• YOUR ASSIGNMENT
Every line of the material below that holds the string "false" should be copied.

• INFORMATION
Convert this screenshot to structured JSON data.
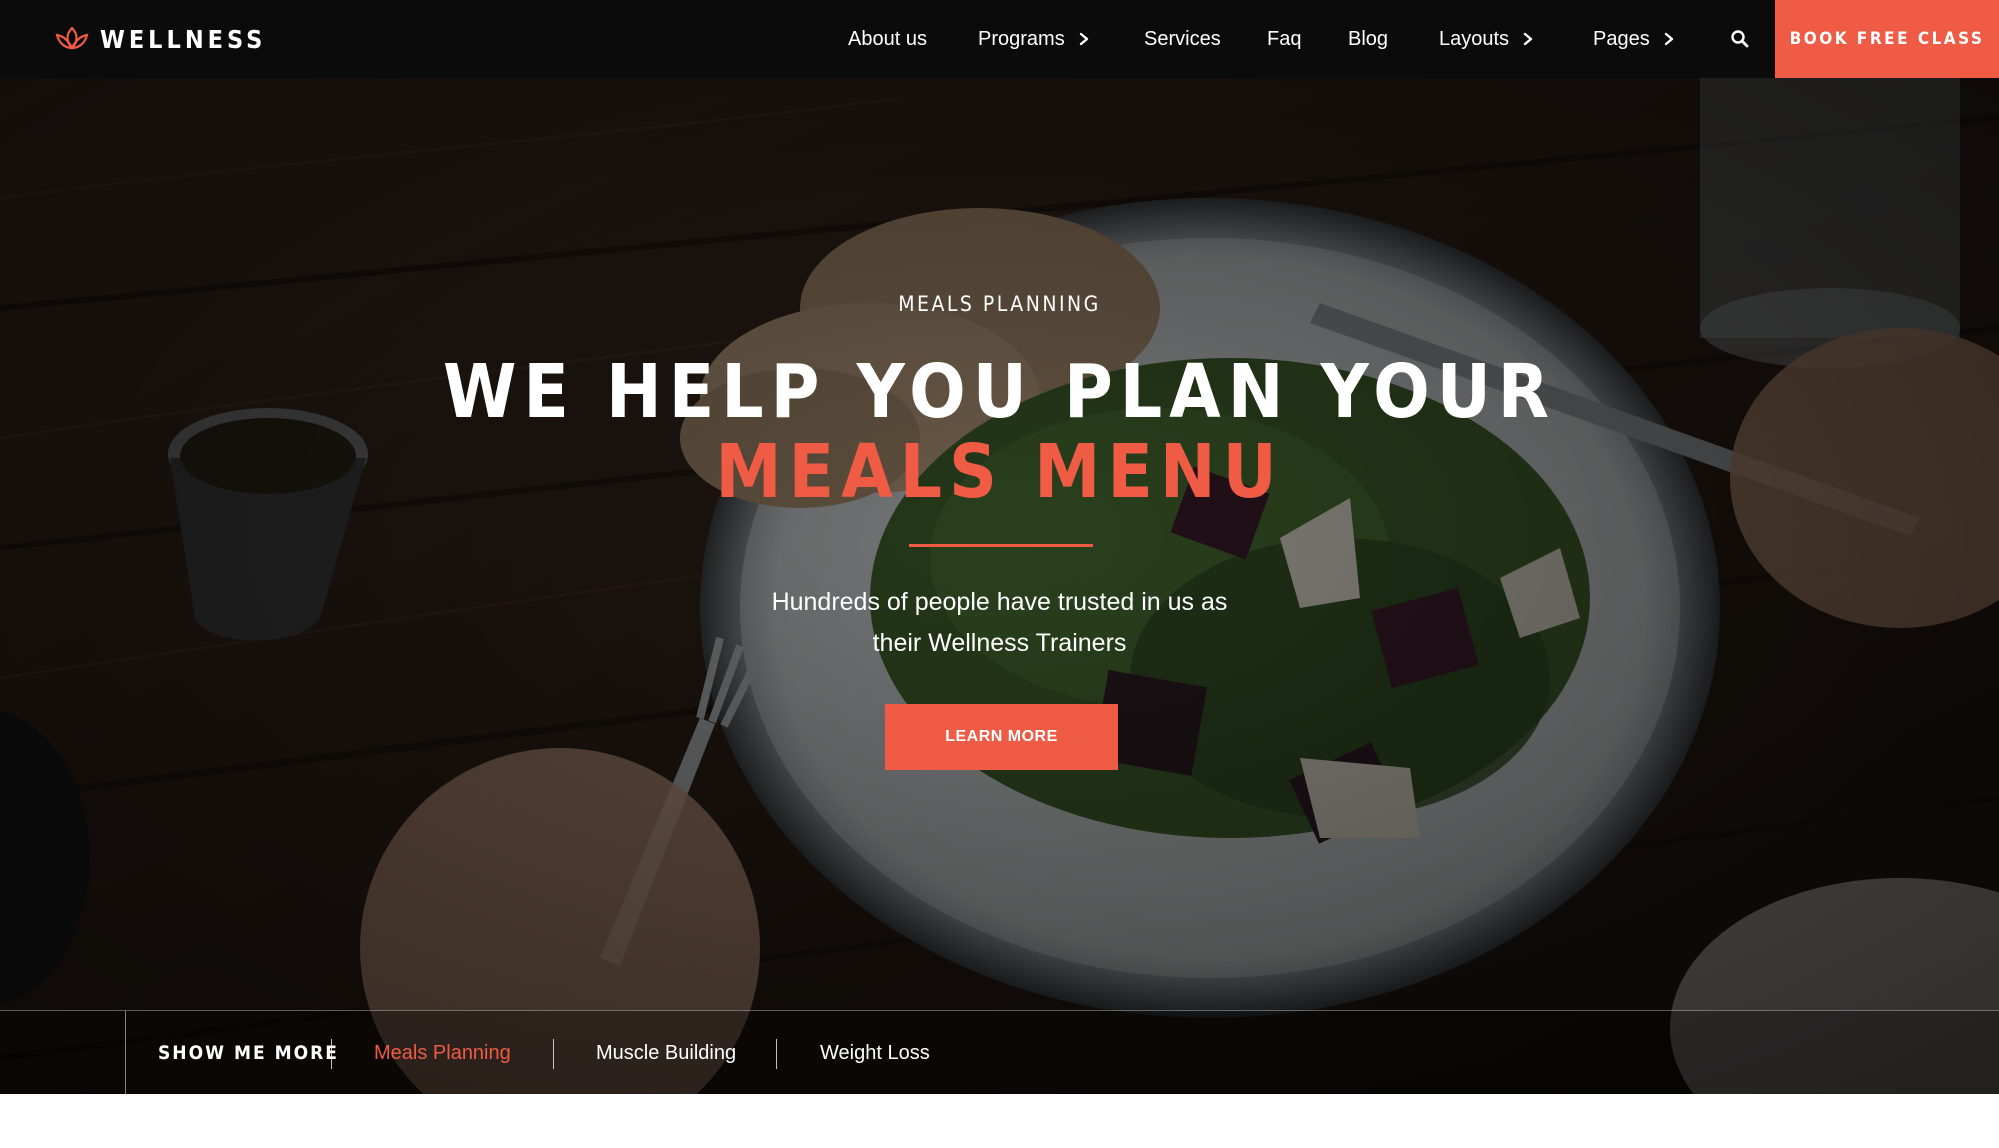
{
  "brand": {
    "name": "WELLNESS",
    "logo_icon": "lotus-icon",
    "accent_color": "#ef5b45"
  },
  "nav": {
    "items": [
      {
        "label": "About us"
      },
      {
        "label": "Programs",
        "has_submenu": true
      },
      {
        "label": "Services"
      },
      {
        "label": "Faq"
      },
      {
        "label": "Blog"
      },
      {
        "label": "Layouts",
        "has_submenu": true
      },
      {
        "label": "Pages",
        "has_submenu": true
      }
    ],
    "search_icon": "search-icon",
    "cta_label": "BOOK FREE CLASS"
  },
  "hero": {
    "eyebrow": "MEALS PLANNING",
    "headline_line1": "WE HELP YOU PLAN YOUR",
    "headline_line2": "MEALS MENU",
    "sub_line1": "Hundreds of people have trusted in us as",
    "sub_line2": "their Wellness Trainers",
    "button_label": "LEARN MORE",
    "background": "photo-salad-plate-on-wooden-table"
  },
  "show_more": {
    "label": "SHOW ME MORE",
    "tabs": [
      {
        "label": "Meals Planning",
        "active": true
      },
      {
        "label": "Muscle Building",
        "active": false
      },
      {
        "label": "Weight Loss",
        "active": false
      }
    ]
  }
}
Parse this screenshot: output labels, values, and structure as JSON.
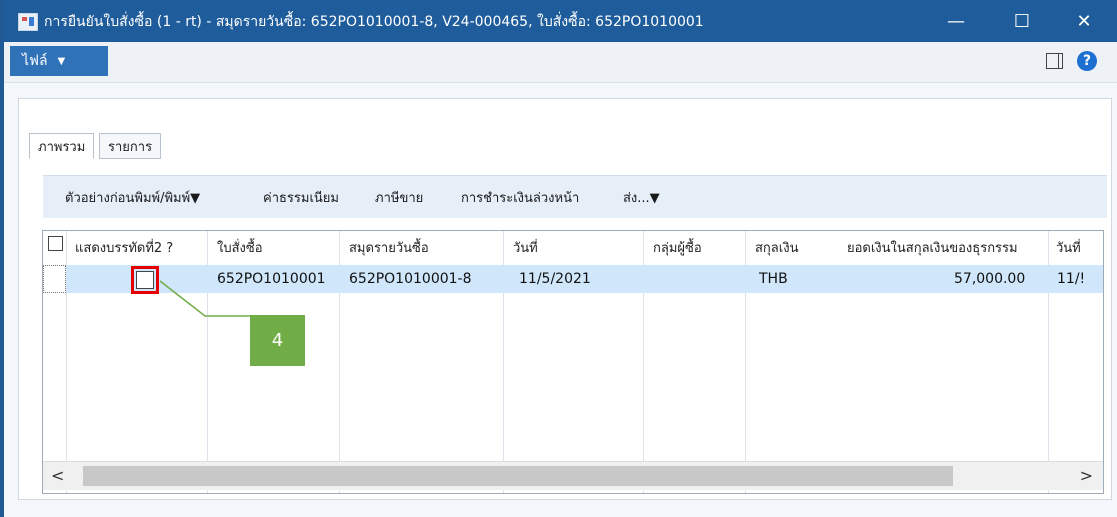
{
  "window": {
    "title": "การยืนยันใบสั่งซื้อ (1 - rt) - สมุดรายวันซื้อ: 652PO1010001-8, V24-000465, ใบสั่งซื้อ: 652PO1010001",
    "minimize_glyph": "—",
    "maximize_glyph": "☐",
    "close_glyph": "✕"
  },
  "menu": {
    "file_label": "ไฟล์",
    "file_caret": "▼",
    "help_glyph": "?"
  },
  "tabs": [
    {
      "label": "ภาพรวม",
      "active": true
    },
    {
      "label": "รายการ",
      "active": false
    }
  ],
  "toolbar": [
    {
      "label": "ตัวอย่างก่อนพิมพ์/พิมพ์▼"
    },
    {
      "label": "ค่าธรรมเนียม"
    },
    {
      "label": "ภาษีขาย"
    },
    {
      "label": "การชำระเงินล่วงหน้า"
    },
    {
      "label": "ส่ง...▼"
    }
  ],
  "grid": {
    "columns": [
      {
        "label": "แสดงบรรทัดที่2 ?"
      },
      {
        "label": "ใบสั่งซื้อ"
      },
      {
        "label": "สมุดรายวันซื้อ"
      },
      {
        "label": "วันที่"
      },
      {
        "label": "กลุ่มผู้ซื้อ"
      },
      {
        "label": "สกุลเงิน"
      },
      {
        "label": "ยอดเงินในสกุลเงินของธุรกรรม"
      },
      {
        "label": "วันที่"
      }
    ],
    "rows": [
      {
        "show_line2_checked": false,
        "purchase_order": "652PO1010001",
        "journal": "652PO1010001-8",
        "date": "11/5/2021",
        "buyer_group": "",
        "currency": "THB",
        "amount": "57,000.00",
        "date2": "11/!"
      }
    ]
  },
  "scroll": {
    "left": "<",
    "right": ">"
  },
  "annotation": {
    "callout_number": "4",
    "callout_color": "#70ad47",
    "highlight_color": "#e60000"
  },
  "colors": {
    "titlebar": "#1e5c9b",
    "file_button": "#2f72b8",
    "selected_row": "#cfe6fb",
    "toolbar": "#e6eef8"
  }
}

• RESULT OF THE TASK
        "active": false
        "active": false
      "active": false
        "show_line2_checked": false,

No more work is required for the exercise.